What the exercise asks - Set down the data that follows, exactly and completely.

Data extracts -
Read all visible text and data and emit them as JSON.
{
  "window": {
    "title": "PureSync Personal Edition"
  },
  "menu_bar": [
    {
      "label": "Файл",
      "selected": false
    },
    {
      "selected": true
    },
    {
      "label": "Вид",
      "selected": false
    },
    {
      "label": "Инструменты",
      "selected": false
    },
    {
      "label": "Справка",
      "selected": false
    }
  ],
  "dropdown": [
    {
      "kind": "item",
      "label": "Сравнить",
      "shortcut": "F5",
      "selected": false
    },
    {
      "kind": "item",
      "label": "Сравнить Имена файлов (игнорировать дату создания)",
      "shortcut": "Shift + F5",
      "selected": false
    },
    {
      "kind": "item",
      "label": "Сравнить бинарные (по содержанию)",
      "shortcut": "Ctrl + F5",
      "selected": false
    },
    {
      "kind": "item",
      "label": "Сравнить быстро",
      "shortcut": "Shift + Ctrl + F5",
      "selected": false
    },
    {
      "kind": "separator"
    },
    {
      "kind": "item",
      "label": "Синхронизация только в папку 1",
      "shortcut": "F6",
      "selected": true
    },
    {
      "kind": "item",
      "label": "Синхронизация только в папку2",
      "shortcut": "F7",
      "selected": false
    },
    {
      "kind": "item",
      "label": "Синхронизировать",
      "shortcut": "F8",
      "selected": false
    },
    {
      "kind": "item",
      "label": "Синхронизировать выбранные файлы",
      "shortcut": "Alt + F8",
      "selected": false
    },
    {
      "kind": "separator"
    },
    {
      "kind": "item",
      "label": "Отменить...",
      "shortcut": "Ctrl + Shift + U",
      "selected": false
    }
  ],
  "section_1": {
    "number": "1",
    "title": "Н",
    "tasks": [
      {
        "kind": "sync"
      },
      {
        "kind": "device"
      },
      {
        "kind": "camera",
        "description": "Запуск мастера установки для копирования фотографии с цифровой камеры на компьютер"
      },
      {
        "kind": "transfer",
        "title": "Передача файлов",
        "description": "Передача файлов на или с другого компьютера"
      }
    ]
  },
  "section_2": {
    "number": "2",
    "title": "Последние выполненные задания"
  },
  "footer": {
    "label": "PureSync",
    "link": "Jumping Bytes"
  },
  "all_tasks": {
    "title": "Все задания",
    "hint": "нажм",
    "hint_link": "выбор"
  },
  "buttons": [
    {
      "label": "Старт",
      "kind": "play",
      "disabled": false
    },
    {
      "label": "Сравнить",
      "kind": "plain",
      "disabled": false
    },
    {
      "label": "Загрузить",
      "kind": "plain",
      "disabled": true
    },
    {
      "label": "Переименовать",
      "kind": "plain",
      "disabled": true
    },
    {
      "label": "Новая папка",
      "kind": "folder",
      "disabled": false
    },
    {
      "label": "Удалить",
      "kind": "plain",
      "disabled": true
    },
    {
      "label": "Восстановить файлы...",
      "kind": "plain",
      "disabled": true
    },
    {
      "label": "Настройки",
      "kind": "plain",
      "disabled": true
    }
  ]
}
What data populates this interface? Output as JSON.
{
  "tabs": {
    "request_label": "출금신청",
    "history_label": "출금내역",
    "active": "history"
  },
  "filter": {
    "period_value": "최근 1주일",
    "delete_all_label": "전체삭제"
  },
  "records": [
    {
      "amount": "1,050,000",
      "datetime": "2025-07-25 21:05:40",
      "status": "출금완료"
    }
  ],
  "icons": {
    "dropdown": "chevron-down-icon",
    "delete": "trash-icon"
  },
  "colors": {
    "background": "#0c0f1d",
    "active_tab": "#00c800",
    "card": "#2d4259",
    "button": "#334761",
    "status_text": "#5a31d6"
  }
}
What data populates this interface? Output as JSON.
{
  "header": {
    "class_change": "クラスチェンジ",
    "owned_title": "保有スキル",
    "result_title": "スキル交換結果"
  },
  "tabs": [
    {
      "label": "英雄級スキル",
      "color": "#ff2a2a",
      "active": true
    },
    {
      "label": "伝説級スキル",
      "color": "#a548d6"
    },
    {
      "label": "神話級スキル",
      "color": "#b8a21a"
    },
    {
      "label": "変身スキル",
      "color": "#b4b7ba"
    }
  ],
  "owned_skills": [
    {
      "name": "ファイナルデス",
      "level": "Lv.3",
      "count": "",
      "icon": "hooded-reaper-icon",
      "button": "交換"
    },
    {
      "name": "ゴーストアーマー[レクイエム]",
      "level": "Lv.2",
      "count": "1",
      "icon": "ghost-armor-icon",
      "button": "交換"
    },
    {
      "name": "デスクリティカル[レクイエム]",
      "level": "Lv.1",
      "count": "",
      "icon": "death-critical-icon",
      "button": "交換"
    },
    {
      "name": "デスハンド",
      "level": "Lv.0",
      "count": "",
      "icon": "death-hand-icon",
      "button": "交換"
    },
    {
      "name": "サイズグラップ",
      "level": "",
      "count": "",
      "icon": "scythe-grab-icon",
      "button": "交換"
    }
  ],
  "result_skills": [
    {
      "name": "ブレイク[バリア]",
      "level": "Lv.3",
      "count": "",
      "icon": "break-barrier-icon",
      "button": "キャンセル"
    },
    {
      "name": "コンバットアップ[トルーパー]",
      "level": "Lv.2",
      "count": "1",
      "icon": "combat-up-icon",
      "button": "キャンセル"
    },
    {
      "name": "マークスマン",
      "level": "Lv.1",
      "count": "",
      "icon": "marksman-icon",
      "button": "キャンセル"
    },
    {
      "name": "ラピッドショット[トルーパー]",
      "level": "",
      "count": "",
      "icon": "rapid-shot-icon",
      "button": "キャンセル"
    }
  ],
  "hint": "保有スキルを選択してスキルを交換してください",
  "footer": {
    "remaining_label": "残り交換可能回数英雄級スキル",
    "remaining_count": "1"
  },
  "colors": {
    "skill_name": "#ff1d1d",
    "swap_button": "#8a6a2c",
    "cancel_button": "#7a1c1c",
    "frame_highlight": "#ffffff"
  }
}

Task output -
Read all visible text and data and emit them as JSON.
{
  "window": {
    "title": "PureSync Personal Edition"
  },
  "menu_bar": [
    {
      "label": "Файл",
      "selected": false
    },
    {
      "selected": true
    },
    {
      "label": "Вид",
      "selected": false
    },
    {
      "label": "Инструменты",
      "selected": false
    },
    {
      "label": "Справка",
      "selected": false
    }
  ],
  "dropdown": [
    {
      "kind": "item",
      "label": "Сравнить",
      "shortcut": "F5",
      "selected": false
    },
    {
      "kind": "item",
      "label": "Сравнить Имена файлов (игнорировать дату создания)",
      "shortcut": "Shift + F5",
      "selected": false
    },
    {
      "kind": "item",
      "label": "Сравнить бинарные (по содержанию)",
      "shortcut": "Ctrl + F5",
      "selected": false
    },
    {
      "kind": "item",
      "label": "Сравнить быстро",
      "shortcut": "Shift + Ctrl + F5",
      "selected": false
    },
    {
      "kind": "separator"
    },
    {
      "kind": "item",
      "label": "Синхронизация только в папку 1",
      "shortcut": "F6",
      "selected": true
    },
    {
      "kind": "item",
      "label": "Синхронизация только в папку2",
      "shortcut": "F7",
      "selected": false
    },
    {
      "kind": "item",
      "label": "Синхронизировать",
      "shortcut": "F8",
      "selected": false
    },
    {
      "kind": "item",
      "label": "Синхронизировать выбранные файлы",
      "shortcut": "Alt + F8",
      "selected": false
    },
    {
      "kind": "separator"
    },
    {
      "kind": "item",
      "label": "Отменить...",
      "shortcut": "Ctrl + Shift + U",
      "selected": false
    }
  ],
  "section_1": {
    "number": "1",
    "title": "Н",
    "tasks": [
      {
        "kind": "sync"
      },
      {
        "kind": "device"
      },
      {
        "kind": "camera",
        "description": "Запуск мастера установки для копирования фотографии с цифровой камеры на компьютер"
      },
      {
        "kind": "transfer",
        "title": "Передача файлов",
        "description": "Передача файлов на или с другого компьютера"
      }
    ]
  },
  "section_2": {
    "number": "2",
    "title": "Последние выполненные задания"
  },
  "footer": {
    "label": "PureSync",
    "link": "Jumping Bytes"
  },
  "all_tasks": {
    "title": "Все задания",
    "hint": "нажм",
    "hint_link": "выбор"
  },
  "buttons": [
    {
      "label": "Старт",
      "kind": "play",
      "disabled": false
    },
    {
      "label": "Сравнить",
      "kind": "plain",
      "disabled": false
    },
    {
      "label": "Загрузить",
      "kind": "plain",
      "disabled": true
    },
    {
      "label": "Переименовать",
      "kind": "plain",
      "disabled": true
    },
    {
      "label": "Новая папка",
      "kind": "folder",
      "disabled": false
    },
    {
      "label": "Удалить",
      "kind": "plain",
      "disabled": true
    },
    {
      "label": "Восстановить файлы...",
      "kind": "plain",
      "disabled": true
    },
    {
      "label": "Настройки",
      "kind": "plain",
      "disabled": true
    }
  ]
}
What data populates this interface? Output as JSON.
{
  "tabs": {
    "request_label": "출금신청",
    "history_label": "출금내역",
    "active": "history"
  },
  "filter": {
    "period_value": "최근 1주일",
    "delete_all_label": "전체삭제"
  },
  "records": [
    {
      "amount": "1,050,000",
      "datetime": "2025-07-25 21:05:40",
      "status": "출금완료"
    }
  ],
  "icons": {
    "dropdown": "chevron-down-icon",
    "delete": "trash-icon"
  },
  "colors": {
    "background": "#0c0f1d",
    "active_tab": "#00c800",
    "card": "#2d4259",
    "button": "#334761",
    "status_text": "#5a31d6"
  }
}
What data populates this interface? Output as JSON.
{
  "header": {
    "class_change": "クラスチェンジ",
    "owned_title": "保有スキル",
    "result_title": "スキル交換結果"
  },
  "tabs": [
    {
      "label": "英雄級スキル",
      "color": "#ff2a2a",
      "active": true
    },
    {
      "label": "伝説級スキル",
      "color": "#a548d6"
    },
    {
      "label": "神話級スキル",
      "color": "#b8a21a"
    },
    {
      "label": "変身スキル",
      "color": "#b4b7ba"
    }
  ],
  "owned_skills": [
    {
      "name": "ファイナルデス",
      "level": "Lv.3",
      "count": "",
      "icon": "hooded-reaper-icon",
      "button": "交換"
    },
    {
      "name": "ゴーストアーマー[レクイエム]",
      "level": "Lv.2",
      "count": "1",
      "icon": "ghost-armor-icon",
      "button": "交換"
    },
    {
      "name": "デスクリティカル[レクイエム]",
      "level": "Lv.1",
      "count": "",
      "icon": "death-critical-icon",
      "button": "交換"
    },
    {
      "name": "デスハンド",
      "level": "Lv.0",
      "count": "",
      "icon": "death-hand-icon",
      "button": "交換"
    },
    {
      "name": "サイズグラップ",
      "level": "",
      "count": "",
      "icon": "scythe-grab-icon",
      "button": "交換"
    }
  ],
  "result_skills": [
    {
      "name": "ブレイク[バリア]",
      "level": "Lv.3",
      "count": "",
      "icon": "break-barrier-icon",
      "button": "キャンセル"
    },
    {
      "name": "コンバットアップ[トルーパー]",
      "level": "Lv.2",
      "count": "1",
      "icon": "combat-up-icon",
      "button": "キャンセル"
    },
    {
      "name": "マークスマン",
      "level": "Lv.1",
      "count": "",
      "icon": "marksman-icon",
      "button": "キャンセル"
    },
    {
      "name": "ラピッドショット[トルーパー]",
      "level": "",
      "count": "",
      "icon": "rapid-shot-icon",
      "button": "キャンセル"
    }
  ],
  "hint": "保有スキルを選択してスキルを交換してください",
  "footer": {
    "remaining_label": "残り交換可能回数英雄級スキル",
    "remaining_count": "1"
  },
  "colors": {
    "skill_name": "#ff1d1d",
    "swap_button": "#8a6a2c",
    "cancel_button": "#7a1c1c",
    "frame_highlight": "#ffffff"
  }
}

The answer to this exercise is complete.